The Five Books of Jesus, by James Goldberg: The author combined the New Testament gospel accounts of Jesus's ministry into a novel form to try to tell the message of His life in a more accessible way to modern-day readers. More details and background are given to the disciples and well-known events to create a different perspective on the flow and context of this sacred story.
Susan's comments: There are some very interesting aspects to this version of the gospel story, including possible illuminating contexts to the Mary-Martha story and the betrayal by Judas as well as depictions of the apostles in the context of their lives. Unfortunately, I had a hard time with several other depictions which were so different from my beliefs that it distracted my efforts to stay involved in the story. I sympathize with the aims of the author to make the story of Christ more accessible to the casual reader, but I personally did not care for many of the liberties taken.

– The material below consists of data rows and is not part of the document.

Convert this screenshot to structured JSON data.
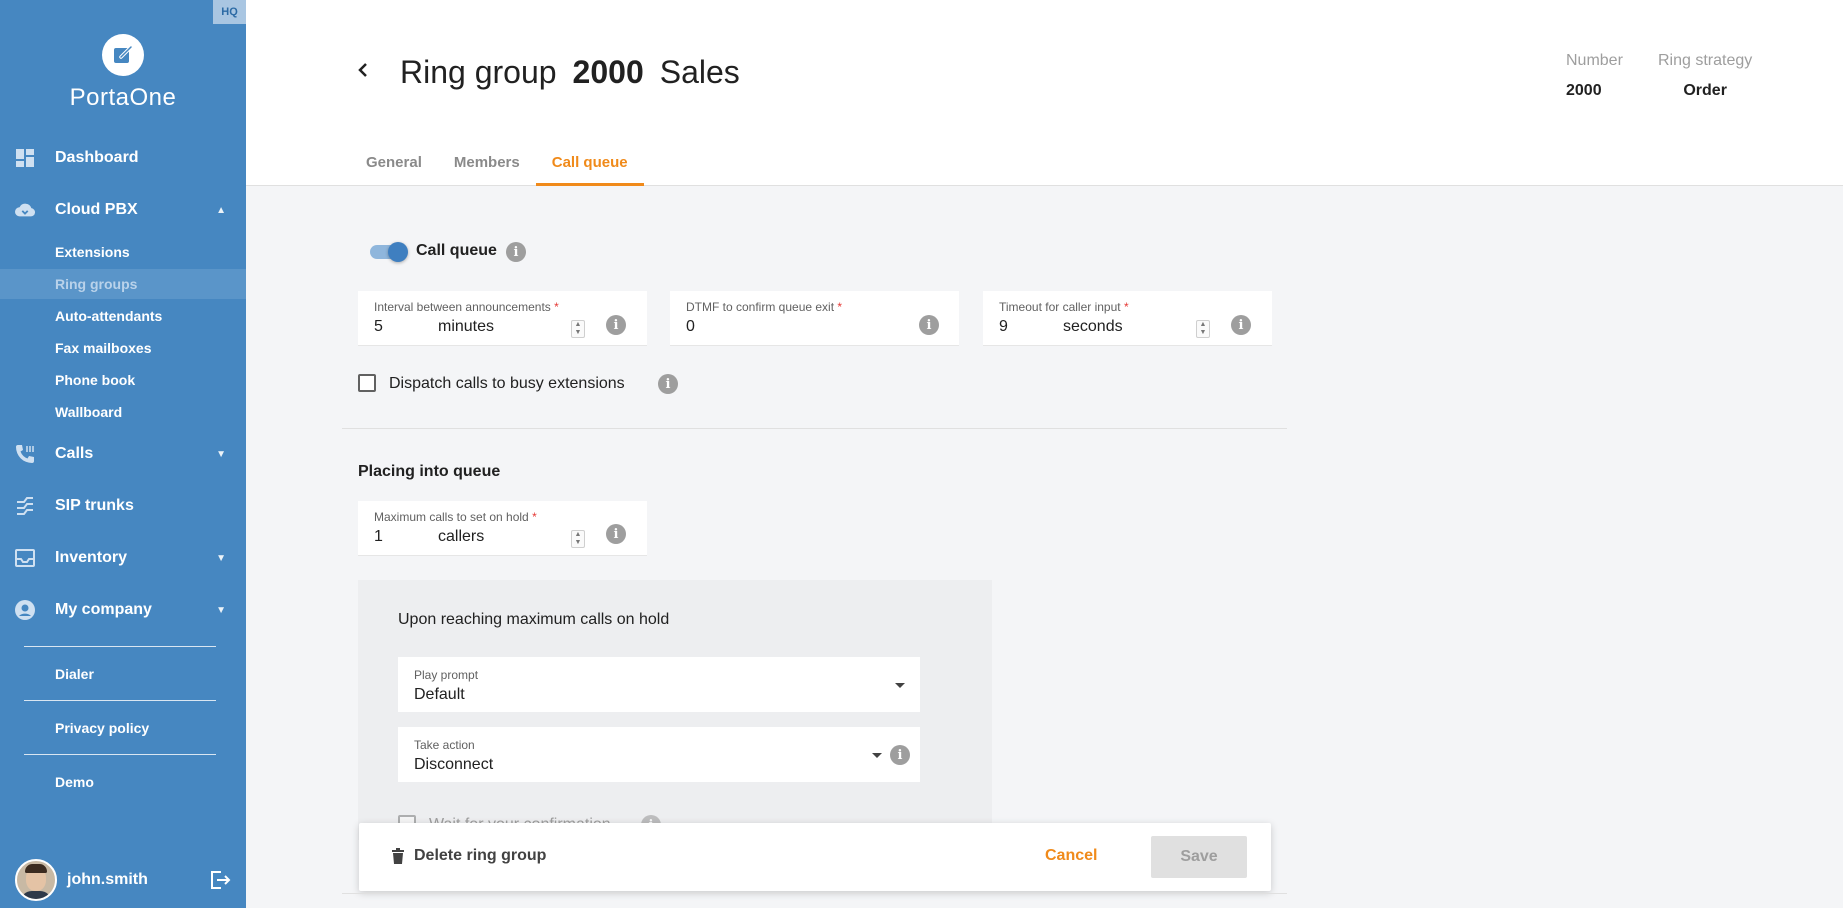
{
  "sidebar": {
    "badge": "HQ",
    "brand": "PortaOne",
    "nav": {
      "dashboard": "Dashboard",
      "cloud_pbx": "Cloud PBX",
      "calls": "Calls",
      "sip_trunks": "SIP trunks",
      "inventory": "Inventory",
      "my_company": "My company"
    },
    "cloud_pbx_items": [
      "Extensions",
      "Ring groups",
      "Auto-attendants",
      "Fax mailboxes",
      "Phone book",
      "Wallboard"
    ],
    "links": {
      "dialer": "Dialer",
      "privacy_policy": "Privacy policy",
      "demo": "Demo"
    },
    "user": {
      "name": "john.smith"
    }
  },
  "header": {
    "title_prefix": "Ring group",
    "title_number": "2000",
    "title_name": "Sales",
    "meta": {
      "number_label": "Number",
      "number_value": "2000",
      "strategy_label": "Ring strategy",
      "strategy_value": "Order"
    },
    "tabs": [
      "General",
      "Members",
      "Call queue"
    ],
    "active_tab": "Call queue"
  },
  "form": {
    "call_queue_label": "Call queue",
    "call_queue_enabled": true,
    "interval": {
      "label": "Interval between announcements",
      "required_mark": "*",
      "value": "5",
      "unit": "minutes"
    },
    "dtmf": {
      "label": "DTMF to confirm queue exit",
      "required_mark": "*",
      "value": "0"
    },
    "timeout": {
      "label": "Timeout for caller input",
      "required_mark": "*",
      "value": "9",
      "unit": "seconds"
    },
    "dispatch_label": "Dispatch calls to busy extensions",
    "dispatch_checked": false,
    "placing_title": "Placing into queue",
    "max_calls": {
      "label": "Maximum calls to set on hold",
      "required_mark": "*",
      "value": "1",
      "unit": "callers"
    },
    "panel_title": "Upon reaching maximum calls on hold",
    "play_prompt": {
      "label": "Play prompt",
      "value": "Default"
    },
    "take_action": {
      "label": "Take action",
      "value": "Disconnect"
    },
    "wait_confirm_label": "Wait for your confirmation"
  },
  "footer": {
    "delete_label": "Delete ring group",
    "cancel_label": "Cancel",
    "save_label": "Save"
  },
  "colors": {
    "sidebar": "#4687c1",
    "accent": "#f08a1a",
    "toggle_on": "#3f7fc0"
  }
}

Spinster’s Folly, by Marsha Ward: This is the fourth book in a series about the Owen family after the Civil War. Marie Owen is approaching spinsterhood, and the limited choice of eligible men available in Colorado Territory are complicated by her father's prejudices. When her father attempts to make a match with a neighbor's son who turns out to be abusive, she is vulnerable to the attention of a deceitful, smooth-talking predator and soon finds herself in deep trouble. Fortunately for Marie, a ranch hand who has loved her from afar refuses to give up on her.
Susan's comments: The portrayal of the characters in Spinster's Folly seemed to be superficial, although perhaps reading the previous books in the series would have helped me to understand the back story better. The plot seemed a little stale and quite obvious. There was plenty of action, emotion, conflict and tension, but the depiction of all this seemed somewhat simplistic compared to the other books nominated with repetition appearing to substitute for complexity.

April 3, 2013

Beehive votes for the Whitney Awards

 Even though Beehive Bookstore is now closed,  Lora, Dalene and I are all busy reading 2012 Whitney Award nominees so that we can cast votes.  One of the fun things about the bookstore was having conversations about what we read, what we liked, what we didn't and why.  The Whitney Awards give us an opportunity to do that in a big way.

Never heard of the Whitney Awards?  They are an awards program named after Elder Orson F. Whitney, an early LDS apostle, to honor fiction written by LDS authors.  Each year books are nominated by any reader in a variety of categories, and final nominees are voted on by members of the academy.  Click here to read more about the Whitneys.  As a bookstore, Beehive was a voting member, and we plan to cast the Beehive vote one last time.  To vote in a particular category, all books in that category must be read.  While working in the bookstore, none of us had time to read all the nominees, so we have divided most the categories up between us and will consolidate our vote.

We plan to share our thoughts about the various nominees that we have a chance to read and explain our votes and recommendations.  Stay tuned for the first summary of the Whitney Awards 2012 nominees, starting with Historical Fiction.  Better yet, become a follower of our blog so you will know whenever we have a new post to share!